One of the biggest challenges content marketers face is coming up with ideas to keep their content “fresh.” If you’re regularly blogging for marketing purposes, it can be tough to keep things interesting or to find things to write or post about.
If you feel like the idea well has run mostly dry, these marketing blog ideas can help to replenish it.
For a while there, guest blogging was thought of as the magic potion for SEO. While it still does have some benefits for SEO, there are other reasons to consider asking a few guest bloggers to contribute to your brand’s blog.
One significant benefit is that your brand can gain some exposure, especially if the guest blogger promotes their guest post to their audience. Just remember to vet the blogger and the posts they create before you let them go live on your blog.
Are you worried that your audience has FOMO? One way to help them avoid it (and to come up with fresh ideas for your blog at the same time) is to post recaps of any events your company hosts. For example, you can ask a staff member to write up a quick recap of the company party, or ask an attendee to write a recap of a concert or other performance your brand might have sponsored.
Make sure to include plenty of high-quality pictures with the text, to really immerse readers in the event and give them the sense that they were there.
One piece of advice you’ll often come across when it comes to content marketing is to make your content useful. When it comes to blog ideas, there’s really no content that’s more useful than a how-to post.
When you create a how-to post, you’re showing a person step-by-step exactly how to do something. At the end of a successful post, the reader walks away with a new skill and a feeling of accomplishment.

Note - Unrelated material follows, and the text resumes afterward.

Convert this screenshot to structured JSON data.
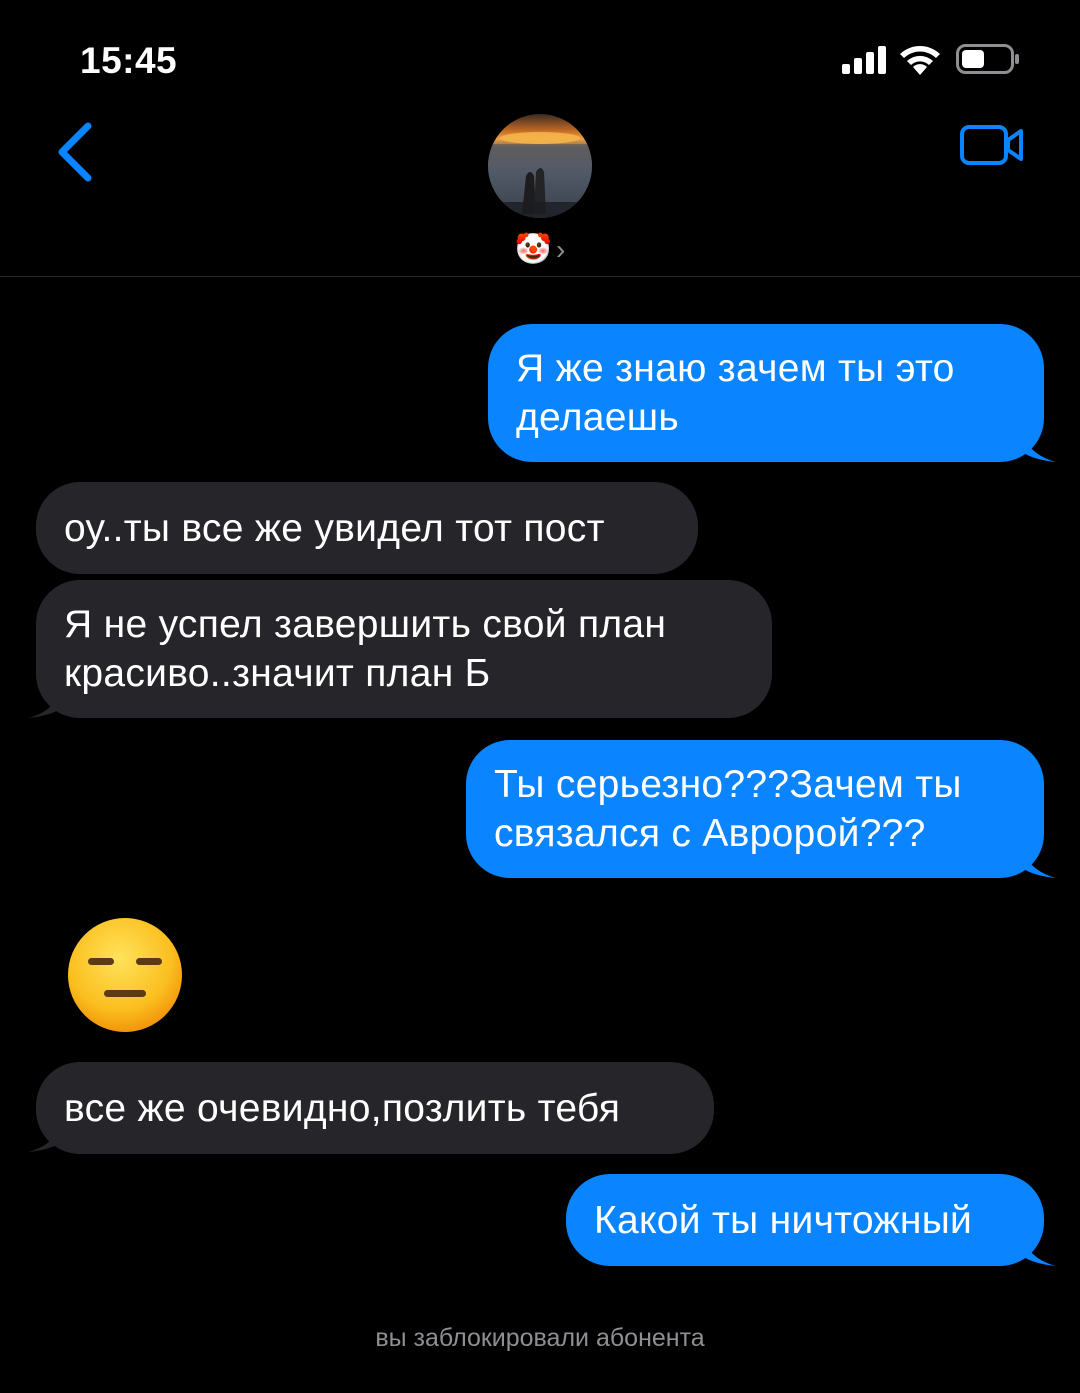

Here’s one way to have a bit of fun with your blog: Get into a friendly debate. You can have posts that follow a “he said, she said” format, where one writer argues one point and someone else argues the opposite.
Another option is to take the opposing view on a topic that’s trending in the news or on social media.
Take a minute and shine the spotlight on your customers. Writing up a customer profile not only gives you a chance to share the love, it also helps others who might have something in common with the customer you’re highlighting learn more about the benefits of working with your company.
You can create a customer profile by interviewing someone, or by asking people to fill out questionnaires and editing their responses for clarity.
Another thing worth remembering is that your marketing blog shouldn’t be all about you. It’s often worthwhile to create link roundups, and to share relevant content from other blogs or websites with your audience.
Link roundups also tend to foster goodwill online, as it’s a very rare blogger who wouldn’t want their blog or website linked to by another blog.
If you regularly have to share a lot of data with your blog readers, using infographics can help to make all that data a lot more digestible. According to the Harvard Business Review, the thing infographics are really good at is giving you the “gist” of a lot of data.
Of course, it’s important that the data you provide your audience in a infographic be accurate. The Atlantic highlighted some of the more egregious offenders when it comes to fake infographic data. In the era of fake news, it’s even more important that the data you present to your readers be legit.
Slideshows can get a lot of hate online, but when they are done well, they can be quite useful. For example, they are pretty much the same thing as a list, and people love lists.
If you’re worried that a slideshow is going to drive people away, you can always give them the option to view all the info on one page.
Product roundups are similar to link roundups, except instead of links, you’re compiling a list of products. Focus on products that are relevant to your niche, and that will help people solve a particular problem.
Out of ideas? Hand the keyboard over to your readers. Open threads give people a chance to jump in and discuss their concerns with their fellow readers. You can choose a theme for each thread, or take an “anything goes” approach and let people talk about whatever they want.